Last week I made this abominable suggestion on Twitter and was met with an immediate backlash. The arguments from the civil bar ranged from the absurd (Bay St. lawyers would not be competent to handle Pro-Bono-type cases) to the blissfully circular (but my hourly rates put me beyond the reach of non-wealthy clients).
Well then, civil lawyers perhaps you should – on occasion – lower your hourly rate. Stop by my office and I will show you how.
There are lots of civil lawyers who do go above and beyond and who do generously volunteer their time and expertise. Good for them. But as a whole the civil bar needs to do more. They need to advocate for systemic changes in how their services are priced and delivered. And they need to start at their own firms.

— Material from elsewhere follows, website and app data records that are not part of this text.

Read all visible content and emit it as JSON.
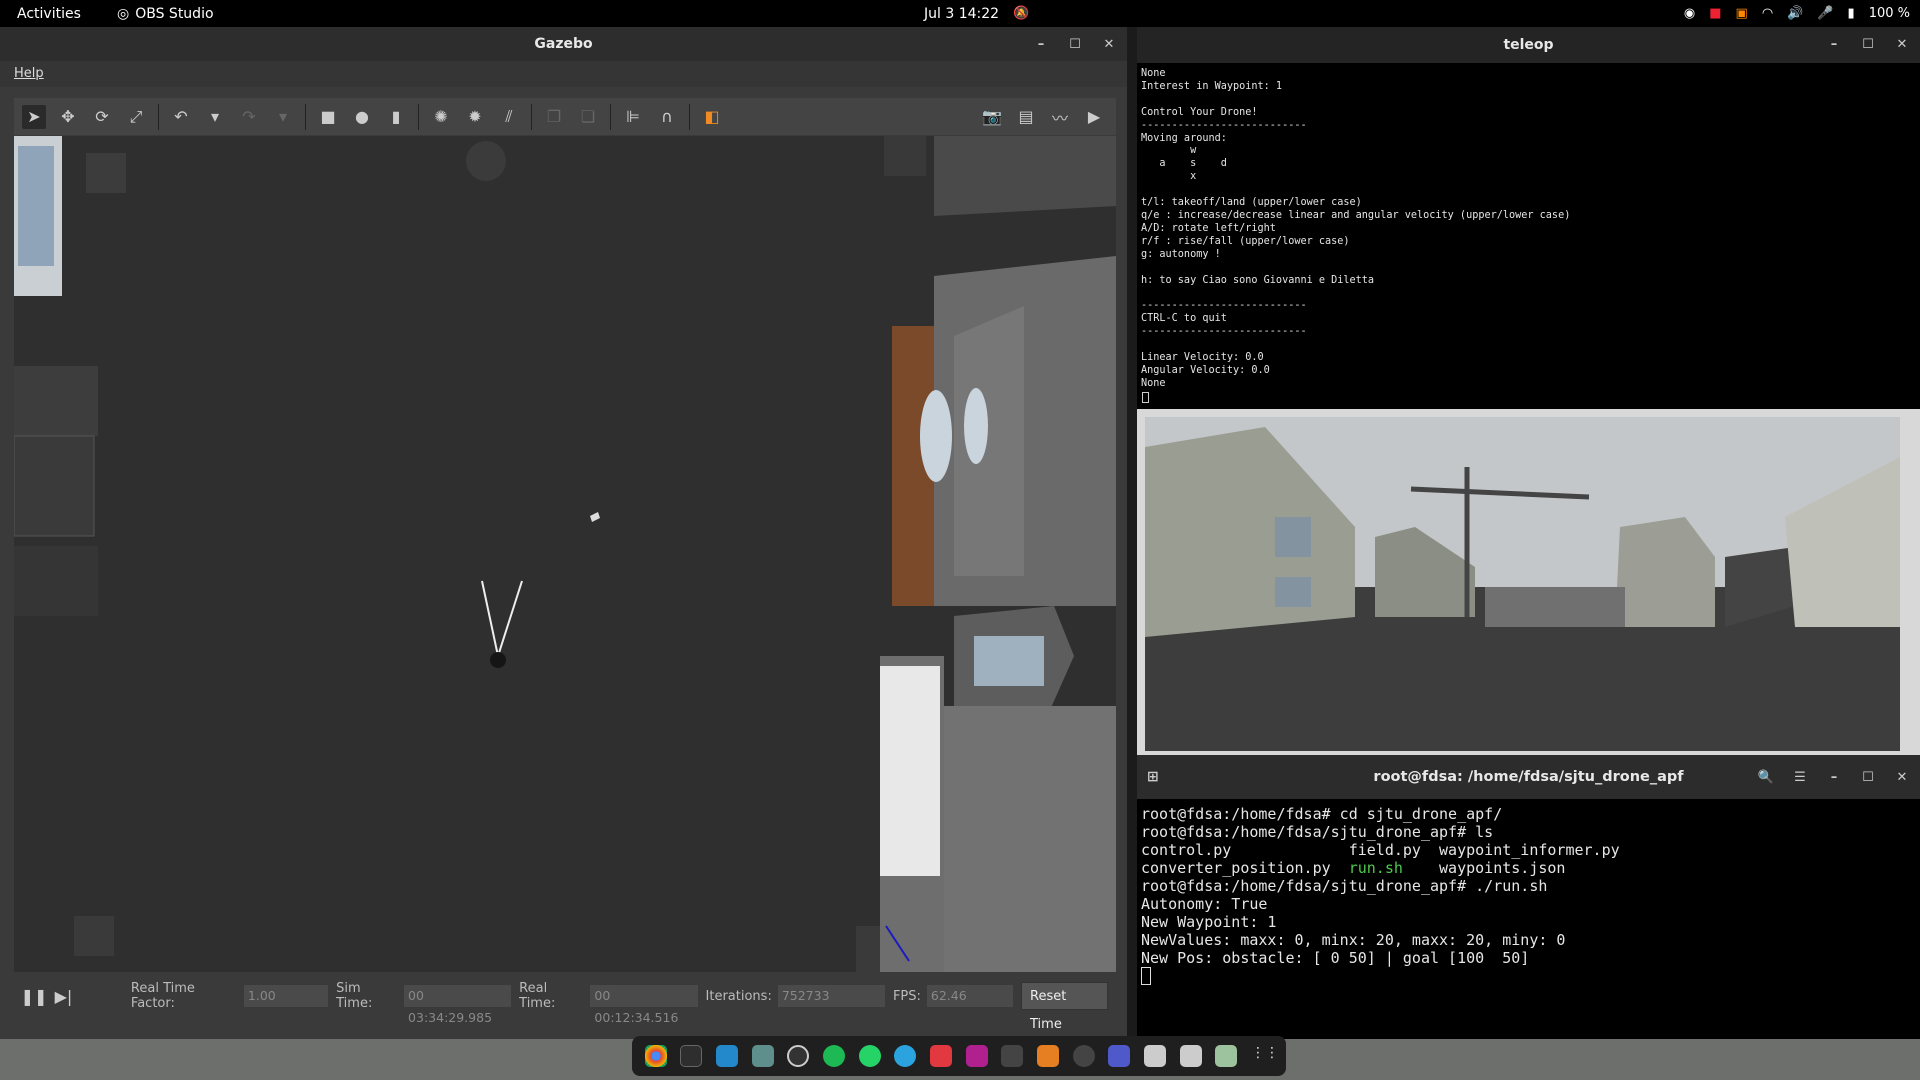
{
  "topbar": {
    "activities": "Activities",
    "app_name": "OBS Studio",
    "clock": "Jul 3  14:22",
    "battery": "100 %"
  },
  "gazebo": {
    "title": "Gazebo",
    "menu_help": "Help",
    "status": {
      "rtf_label": "Real Time Factor:",
      "rtf_value": "1.00",
      "sim_label": "Sim Time:",
      "sim_value": "00 03:34:29.985",
      "real_label": "Real Time:",
      "real_value": "00 00:12:34.516",
      "iter_label": "Iterations:",
      "iter_value": "752733",
      "fps_label": "FPS:",
      "fps_value": "62.46",
      "reset_label": "Reset Time"
    }
  },
  "teleop": {
    "title": "teleop",
    "text": "None\nInterest in Waypoint: 1\n\nControl Your Drone!\n---------------------------\nMoving around:\n        w\n   a    s    d\n        x\n\nt/l: takeoff/land (upper/lower case)\nq/e : increase/decrease linear and angular velocity (upper/lower case)\nA/D: rotate left/right\nr/f : rise/fall (upper/lower case)\ng: autonomy !\n\nh: to say Ciao sono Giovanni e Diletta\n\n---------------------------\nCTRL-C to quit\n---------------------------\n\nLinear Velocity: 0.0\nAngular Velocity: 0.0\nNone"
  },
  "terminal": {
    "title": "root@fdsa: /home/fdsa/sjtu_drone_apf",
    "line1": "root@fdsa:/home/fdsa# cd sjtu_drone_apf/",
    "line2": "root@fdsa:/home/fdsa/sjtu_drone_apf# ls",
    "ls1a": "control.py             field.py  waypoint_informer.py",
    "ls2a": "converter_position.py  ",
    "ls2b": "run.sh",
    "ls2c": "    waypoints.json",
    "line5": "root@fdsa:/home/fdsa/sjtu_drone_apf# ./run.sh",
    "line6": "Autonomy: True",
    "line7": "New Waypoint: 1",
    "line8": "NewValues: maxx: 0, minx: 20, maxx: 20, miny: 0",
    "line9": "New Pos: obstacle: [ 0 50] | goal [100  50]"
  }
}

“But there seems to be a comfortable lack of self-awareness on the part of the civil bar. It does after all take some gumption to record a video decrying the lack of funding for Pro Bono Ontario, as Advocates’ Society President Brian Gover did,from the Advocates’ Society’s conference held in Laguna Beach California.
The latest suggestion from the towers of Bay Street is the idea of a flat tax on Law Society fees to bridge Pro Bono Ontario’s funding gap. Another short-sighted plan. Why should young lawyers, many of whom have massive law school debts, who have just emerged from a cut-throat articling process, and who, by necessity, work almost for free subsidize a program that exists in large part due of the excesses of Bay Street?
Perhaps, as some have suggested, the government should step in to fund Pro Bono Ontario? After all, a 2017 return-on-investment analysis showed that, on a total budget of $600,000, Pro Bono Ontario saved the government almost six million dollars. But again, why should the government subsidize a program that exists because of Bay Street’s ridiculous fee structure?
Carolyn Mulroney has said that the government would continue to provide Pro Bono Ontario with rent free space – just as the Liberal government did. But she went on to “encourage Pro Bono Ontario to work with its private-sector partners, Legal Aid Ontario, the Law Foundation of Ontario and the Law Society of Ontario to find solutions to its long-term funding issues.”
There is room for the government to invest in Pro Bono Ontario. But everyone needs to do their part.
And a word of caution to the civil bar: it is a risky move to invite the government into a self-regulating profession – especially when, unlike in criminal cases, they are not a litigant. If civil lawyers cannot regulate their own fees would they suggest that the government should?
So, what is the solution?
Maybe next year’s Laguna Beach money could be donated to Pro Bono Ontario? Maybe each Bay Street firm could sell one of their valuable pieces of art to help Pro Bono Ontario?
Or perhaps civil lawyers could commit to charging some clients a little bit less and commit to work towards structural changes that would ensure that it’s not just large corporations and the wealthy that have access to the courts.
But even then, there will be a need for Pro Bono’s services. Some of the people who need the type of justice that can only be found in the courts will not be able to afford it – at any price.
But until civil lawyers take a hard look in the mirror not even the Band-Aid of Pro Bono Ontario will be enough to get access to justice system off life support.